Pueblo Pottery in the Collections of the University of Pennsylvania Museum

Originally Published in 1994

View PDF

The University of Pennsylvania’s holdings include some 3500 pieces of Anasazi and Pueblo pottery, collected primarily in the 19th centaur. The following “gallery” of painted Pueblo pottery presents the five great collections that form the bulk of the Museum’s Southwestern holdings. The illustrations and comments have been drawn from J.J. Brody’s exhibit catalog, Beauty from the Earth (1994, The University Museums) which includes an essay on the history of the collections by Rebecca Allen.

The Hazzard-Marta Collection: “Relics from the Cliffdwellings”

The first major collection of Southwestern material to come to the Museum was put together by C.D. Hazzard of the H. Jay Smith Exploring Company, and was purchased by the Museum in 1896 with funds provided by Mrs. Phoebe Hearst. This archaeological material had been excavated and gathered during the early 1890s at Mesa Verde and Cortez, Colorado, and at Grand Gulch, Utah. Although poorly excavated and inadequately documented, the collection laid the foundation for the Museum’s Southwestern holdings.

The Donaldson Collection: Into the Pueblos

Thomas C. Donaldson was an agent for the 11th US Census who traveled through the Southwest in 1890-1893. Fascinated with the Indian people, he took extensive notes and acquired a large ethnographic collection from the Pueblos and their neighbors. In 1901, after Donaldson’s death, Stewart Culin purchased the collection for the Museum from Donaldson’s son, with funds provided by Philadelphian John Wanamaker.

The Wanamaker Expedition: Staying Ahead

Stewart Culin had been instrumental in obtaining both the Hazzard-Hearst and the Donaldson collections for the Museum. Alarmed by the rapid changes in American Indian life and the demand for their material culture by other museums and collectors, he proposed the Museum act quickly to put together systematic collections of its own before it was too late. In 1901, with funds again provided by John Wanamaker, he traveled through the Southwest, collecting both archaeological and ethnographic material. He made his purchases through traders and dealers, including the Rev. Heinrich R. Voth, who provided detailed ethnographic documentation for the Hopi pieces, and Thomas Keam, from whom he bought 108 pieces of pottery, mostly prehistoric.

The Gottschall Collection: Commerce and Collecting

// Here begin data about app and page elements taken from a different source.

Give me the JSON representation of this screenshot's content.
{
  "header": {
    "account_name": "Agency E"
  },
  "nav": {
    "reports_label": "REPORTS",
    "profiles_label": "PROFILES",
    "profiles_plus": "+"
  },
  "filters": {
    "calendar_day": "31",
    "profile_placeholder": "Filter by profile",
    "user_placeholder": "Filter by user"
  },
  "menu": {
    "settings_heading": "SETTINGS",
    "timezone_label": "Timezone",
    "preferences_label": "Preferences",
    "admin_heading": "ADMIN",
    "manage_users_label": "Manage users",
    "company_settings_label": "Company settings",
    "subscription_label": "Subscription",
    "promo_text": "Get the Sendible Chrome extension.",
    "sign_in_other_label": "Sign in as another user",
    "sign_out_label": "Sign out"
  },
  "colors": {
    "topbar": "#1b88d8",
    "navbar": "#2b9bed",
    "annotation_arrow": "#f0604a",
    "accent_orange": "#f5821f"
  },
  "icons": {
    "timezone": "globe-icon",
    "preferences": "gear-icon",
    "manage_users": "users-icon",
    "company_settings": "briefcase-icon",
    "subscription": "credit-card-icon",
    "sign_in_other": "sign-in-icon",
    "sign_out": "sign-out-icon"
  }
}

Amos H. Gottschall assembled his ethnographic and archaeological collection of Indian artifacts between 1871 and 1905, while traveling through the Southwest peddling patent medicines. In 1937 the Museum received his collection of Southwestern pottery on permanent loan from the Academy of Natural Sciences in Philadelphia and in 1942 acquired a second group of his artifacts through purchase. Like Donaldson, Gottschall was careful to record the provenience for each of his objects whenever it was known; his sales catalog of 1909 provides useful information for each piece.

The Stephens Collection: An Artists’s Eye

Charles H. Stephens was a Philadelphia artist and illustrator of books and articles on American history and American Indians. According to his family, he assembled most of his collection while traveling in the Southwest in the 1880s. The Museum purchased his collections from his sons in 1945.

Rounding out the Collections

In addition to the five large named collections discussed above, many examples of Pueblo pottery came to the Museum singly or in small groups, donated bye and pur­chased from individuals or local institutions. Among these are two vessels from the village of Hano, one made by the potter Nampevo, the other by her daughter Fannie (see McChesney, this issue).

The Museum’s Contemporary Collections Development Program was established in 1994 by Robert H. Dyson, Jr., in his last year as Director of the University of Penn­sylvania Museum. His immediate goal was to bring the North American collections into the present with modest contempo­rary acquisitions from three “artistically thriving” regions: the Northwest Coast, the Southwest, and the Canadian Arctic. In March of 1994, Lucy Fowler Williams, Keeper of the Ameri­can Section, traveled to the Southwest on a study and purchase trip. With friend and consultant Marlene Sekequaptewa as her guide, she identified and located the work of many outstand­ing contemporary Hopi potters. Eight of these potters are now represented in the Museum’s collections; four of their pots are shown here.

Cite This Article

"Pueblo Pottery in the Collections of the University of Pennsylvania Museum." Expedition Magazine 36, no. 1 (March, 1994): -. Accessed April 22, 2024. https://www.penn.museum/sites/expedition/pueblo-pottery-in-the-collections-of-the-university-of-pennsylvania-museum/

This digitized article is presented here as a historical reference and may not reflect the current views of the Penn Museum.

Report problems and issues to digitalmedia@pennmuseum.org.